When Tilson compared the 21 mask-optional districts that had clusters with the six mask-mandatory districts that had them, the optional districts also had more clusters per 100 schools. Still, the majority of districts in both categories had no clusters during that time period.

Board member Amy White noted that vaccinated people are spreading the omicron variant and that some studies show masks have little value against omicron. She said that raises questions about North Carolina’s push for masks and vaccination.

Tilson acknowledged there are contradictions and constant changes in guidance. The state revised its school COVID-19 safety guidelines based on CDC updates last week, and Tilson said she expects another update this week based on another CDC update about using COVID testing to keep students in classrooms.

“It’s all about balancing the risk, doing what we can do to be as flexible as possible but lower the risk of spread as much as possible,” Tilson said. “No one strategy is perfect… It is the layered prevention strategy that will lower the risk as much as possible.”

Tilson also told the board the state is about to send order forms to school districts for N95 masks for staff, though she didn’t say how quickly they’ll be distributed or how many are available. That kind of mask, which many experts say is needed to fight the omicron variant, will not be distributed for students.

“With children what’s particularly important is the comfort and the fit of that face covering,” Tilson said. “We have some N95s in our warehouse. They are adult size. They are not terribly comfortable but we will be sending them out to adults. Those are not well-fitted for children.”

She said multi-layered cloth masks that fit well still provide “good protection” against the omicron variant.

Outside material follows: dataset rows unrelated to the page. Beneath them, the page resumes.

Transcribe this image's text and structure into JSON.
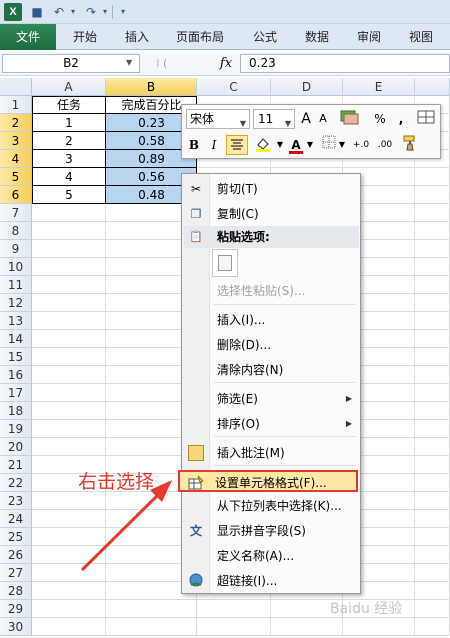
{
  "titlebar": {
    "logo_letter": "X",
    "icons": [
      "save-icon",
      "undo-icon",
      "redo-icon",
      "customize-icon"
    ],
    "undo_glyph": "↶",
    "redo_glyph": "↷",
    "save_glyph": "■",
    "more_glyph": "▾"
  },
  "ribbon": {
    "tabs": [
      {
        "label": "文件"
      },
      {
        "label": "开始"
      },
      {
        "label": "插入"
      },
      {
        "label": "页面布局"
      },
      {
        "label": "公式"
      },
      {
        "label": "数据"
      },
      {
        "label": "审阅"
      },
      {
        "label": "视图"
      }
    ]
  },
  "formula_bar": {
    "name_box": "B2",
    "fx": "fx",
    "value": "0.23"
  },
  "sheet": {
    "columns": [
      "A",
      "B",
      "C",
      "D",
      "E"
    ],
    "selected_column": "B",
    "rows": [
      "1",
      "2",
      "3",
      "4",
      "5",
      "6",
      "7",
      "8",
      "9",
      "10",
      "11",
      "12",
      "13",
      "14",
      "15",
      "16",
      "17",
      "18",
      "19",
      "20",
      "21",
      "22",
      "23",
      "24",
      "25",
      "26",
      "27",
      "28",
      "29",
      "30"
    ],
    "header_row": {
      "a": "任务",
      "b": "完成百分比"
    },
    "data_rows": [
      {
        "task": "1",
        "pct": "0.23"
      },
      {
        "task": "2",
        "pct": "0.58"
      },
      {
        "task": "3",
        "pct": "0.89"
      },
      {
        "task": "4",
        "pct": "0.56"
      },
      {
        "task": "5",
        "pct": "0.48"
      }
    ]
  },
  "mini_toolbar": {
    "font": "宋体",
    "size": "11",
    "grow": "A",
    "shrink": "A",
    "percent": "%",
    "comma": ",",
    "bold": "B",
    "italic": "I",
    "font_color": "A",
    "dec_inc": "+.0",
    "dec_dec": ".00"
  },
  "context_menu": {
    "items": [
      {
        "label": "剪切(T)",
        "icon": "scissors-icon",
        "glyph": "✂"
      },
      {
        "label": "复制(C)",
        "icon": "copy-icon",
        "glyph": "❐"
      },
      {
        "label": "粘贴选项:",
        "icon": "paste-icon",
        "glyph": "📋"
      },
      {
        "label": "选择性粘贴(S)..."
      },
      {
        "label": "插入(I)..."
      },
      {
        "label": "删除(D)..."
      },
      {
        "label": "清除内容(N)"
      },
      {
        "label": "筛选(E)"
      },
      {
        "label": "排序(O)"
      },
      {
        "label": "插入批注(M)",
        "icon": "comment-icon",
        "glyph": "▭"
      },
      {
        "label": "设置单元格格式(F)...",
        "icon": "format-cells-icon",
        "glyph": "▦"
      },
      {
        "label": "从下拉列表中选择(K)..."
      },
      {
        "label": "显示拼音字段(S)",
        "icon": "phonetic-icon",
        "glyph": "文"
      },
      {
        "label": "定义名称(A)..."
      },
      {
        "label": "超链接(I)...",
        "icon": "hyperlink-icon",
        "glyph": "🌐"
      }
    ],
    "submenu_arrow": "▶"
  },
  "annotation": {
    "text": "右击选择",
    "color": "#e53a2b"
  },
  "watermark": "Baidu 经验"
}
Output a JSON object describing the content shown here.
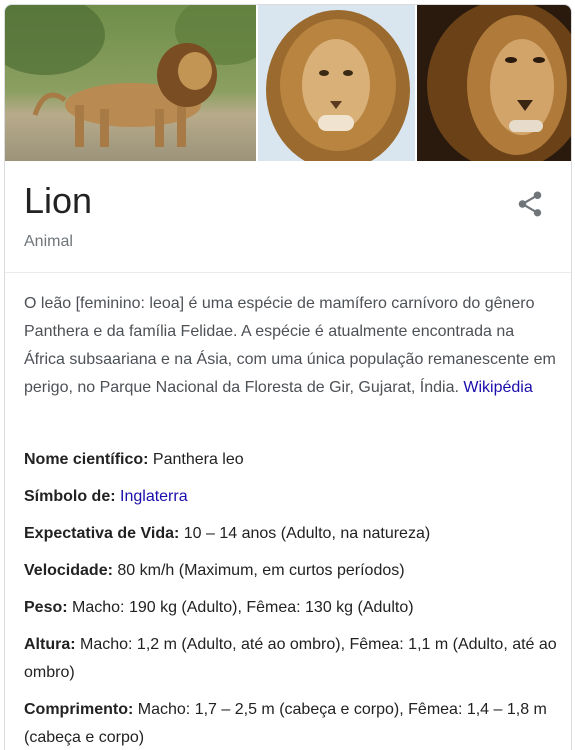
{
  "panel": {
    "title": "Lion",
    "subtitle": "Animal",
    "images": [
      {
        "alt": "lion-standing"
      },
      {
        "alt": "lion-portrait"
      },
      {
        "alt": "lion-closeup"
      }
    ],
    "description": "O leão [feminino: leoa] é uma espécie de mamífero carnívoro do gênero Panthera e da família Felidae. A espécie é atualmente encontrada na África subsaariana e na Ásia, com uma única população remanescente em perigo, no Parque Nacional da Floresta de Gir, Gujarat, Índia.",
    "source_link": "Wikipédia"
  },
  "facts": [
    {
      "label": "Nome científico:",
      "value": "Panthera leo"
    },
    {
      "label": "Símbolo de:",
      "link": "Inglaterra"
    },
    {
      "label": "Expectativa de Vida:",
      "value": "10 – 14 anos (Adulto, na natureza)"
    },
    {
      "label": "Velocidade:",
      "value": "80 km/h (Maximum, em curtos períodos)"
    },
    {
      "label": "Peso:",
      "value": "Macho: 190 kg (Adulto), Fêmea: 130 kg (Adulto)"
    },
    {
      "label": "Altura:",
      "value": "Macho: 1,2 m (Adulto, até ao ombro), Fêmea: 1,1 m (Adulto, até ao ombro)"
    },
    {
      "label": "Comprimento:",
      "value": "Macho: 1,7 – 2,5 m (cabeça e corpo), Fêmea: 1,4 – 1,8 m (cabeça e corpo)"
    }
  ],
  "colors": {
    "link": "#1a0dab",
    "title": "#222222",
    "subtitle": "#70757a",
    "body_text": "#4d5156",
    "border": "#dadce0"
  }
}
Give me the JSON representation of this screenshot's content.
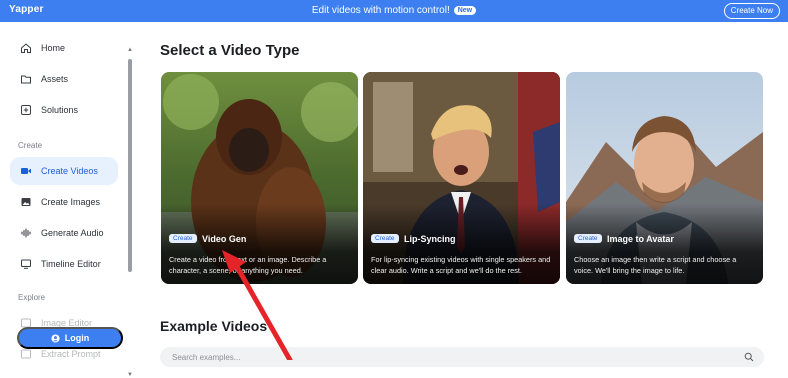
{
  "topbar": {
    "brand": "Yapper",
    "announcement": "Edit videos with motion control!",
    "badge": "New",
    "cta": "Create Now"
  },
  "sidebar": {
    "items_top": [
      {
        "label": "Home",
        "icon": "home-icon"
      },
      {
        "label": "Assets",
        "icon": "folder-icon"
      },
      {
        "label": "Solutions",
        "icon": "plus-square-icon"
      }
    ],
    "section_create": "Create",
    "items_create": [
      {
        "label": "Create Videos",
        "icon": "video-icon",
        "active": true
      },
      {
        "label": "Create Images",
        "icon": "image-icon"
      },
      {
        "label": "Generate Audio",
        "icon": "audio-wave-icon"
      },
      {
        "label": "Timeline Editor",
        "icon": "monitor-icon"
      }
    ],
    "section_explore": "Explore",
    "items_explore": [
      {
        "label": "Image Editor"
      },
      {
        "label": "Extract Prompt"
      }
    ],
    "login": "Login"
  },
  "main": {
    "title": "Select a Video Type",
    "cards": [
      {
        "tag": "Create",
        "title": "Video Gen",
        "desc": "Create a video from text or an image. Describe a character, a scene, or anything you need."
      },
      {
        "tag": "Create",
        "title": "Lip-Syncing",
        "desc": "For lip-syncing existing videos with single speakers and clear audio. Write a script and we'll do the rest."
      },
      {
        "tag": "Create",
        "title": "Image to Avatar",
        "desc": "Choose an image then write a script and choose a voice. We'll bring the image to life."
      }
    ],
    "examples_title": "Example Videos",
    "search_placeholder": "Search examples..."
  },
  "colors": {
    "accent": "#3d7ff0",
    "active_bg": "#e7f0fd",
    "arrow": "#e5242a"
  }
}
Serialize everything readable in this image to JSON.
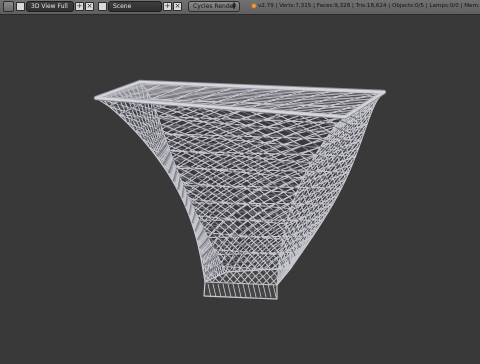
{
  "header": {
    "screen_layout": "3D View Full",
    "scene": "Scene",
    "render_engine": "Cycles Render",
    "stats": "v2.79 | Verts:7,315 | Faces:9,328 | Tris:18,624 | Objects:0/5 | Lamps:0/0 | Mem:56.30M"
  },
  "icons": {
    "editor_type": "info-icon",
    "layout_browse": "layout-icon",
    "layout_add": "plus-icon",
    "layout_remove": "close-icon",
    "scene_browse": "scene-icon",
    "scene_add": "plus-icon",
    "scene_remove": "close-icon",
    "engine_dropdown": "chevron-updown-icon",
    "blender": "blender-logo-icon"
  },
  "colors": {
    "viewport_background": "#393939",
    "header_background": "#6a6a6a",
    "mesh_wire": "#c8c8d0",
    "mesh_shadow": "#6a6a74"
  }
}
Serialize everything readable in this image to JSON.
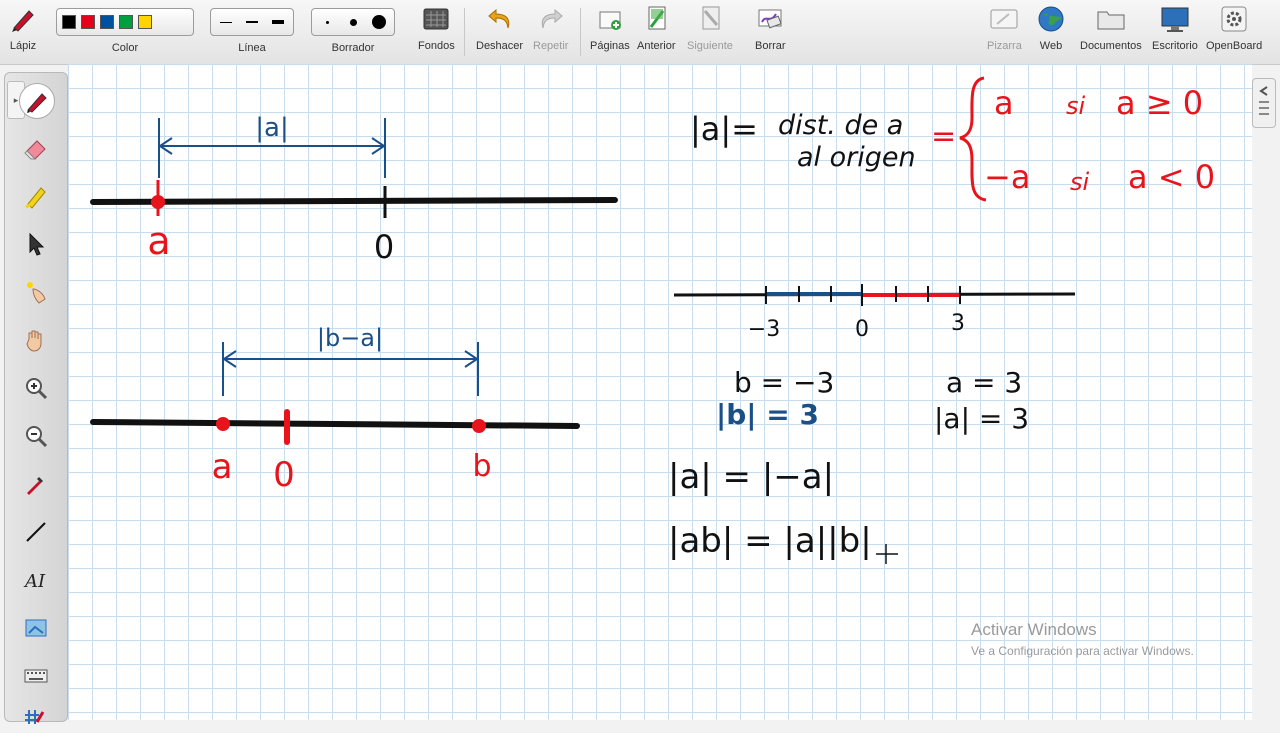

Copyright 2022 WFAE

Ann Doss Helms covers education for WFAE. She was a reporter for The Charlotte Observer for 32 years, including 16 years on the education beat. She has repeatedly won first place in education reporting from the North Carolina Press Association and won the 2015 Associated Press Senator Sam Open Government Award for reporting on charter school salaries.